The US National Institutes of Health has had to do more with less. While its budget seems to have increased slightly, after taking inflation and the rising cost of research into account, Nature notes that it has actually declined.

Francis Collins, the director of the health agency, has been looking toward big data and translational research to squeeze the most out of what NIH receives. He appointed Philip Bourne as the agency's first data scientist late last year. And Nature asks him in a Q&A whether big data could help with the funding situation.

"With some trepidation, we're starting to look at the long-term productivity of the grants that get funded to see whether there are any kinds of metrics that you might use to assess the vibrancy of a field," Collins says. Additionally, he says that the agency could scour meeting abstracts to uncover areas of growth.

Collins also notes that the emphasis on translational medicine at NIH is not to take away from basic research — he says basic research is the agency's future — but to make the most out of the findings uncovered through basic research.

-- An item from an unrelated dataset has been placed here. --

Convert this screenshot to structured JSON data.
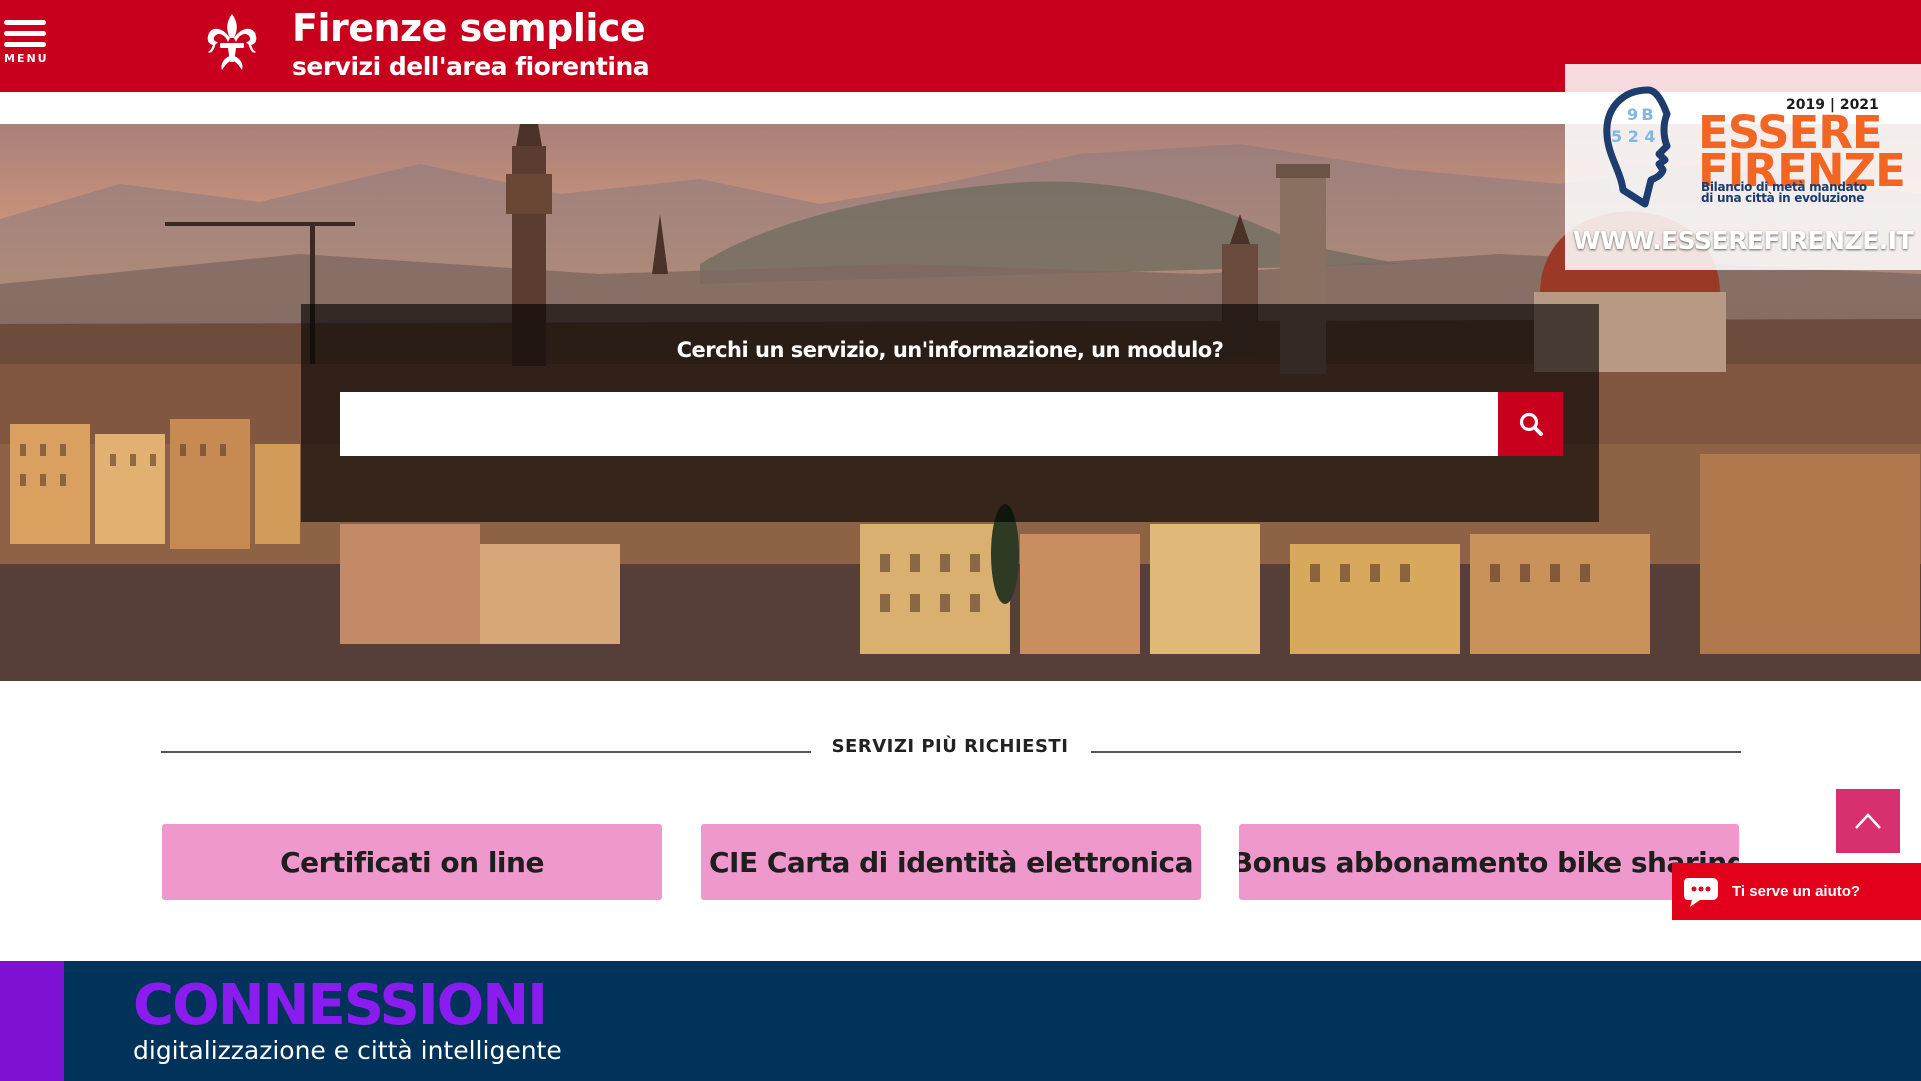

"Every chance I get, I try to make it clear that [the National Center for Advancing Translational Sciences] is just trying to make sure that we make the most of these discoveries, not shift the balance of funding. NCATS was basically cobbled together by taking other programs within other parts of the NIH and assembling them into a central hub," Collins tells Nature. "There is almost no new money there at all."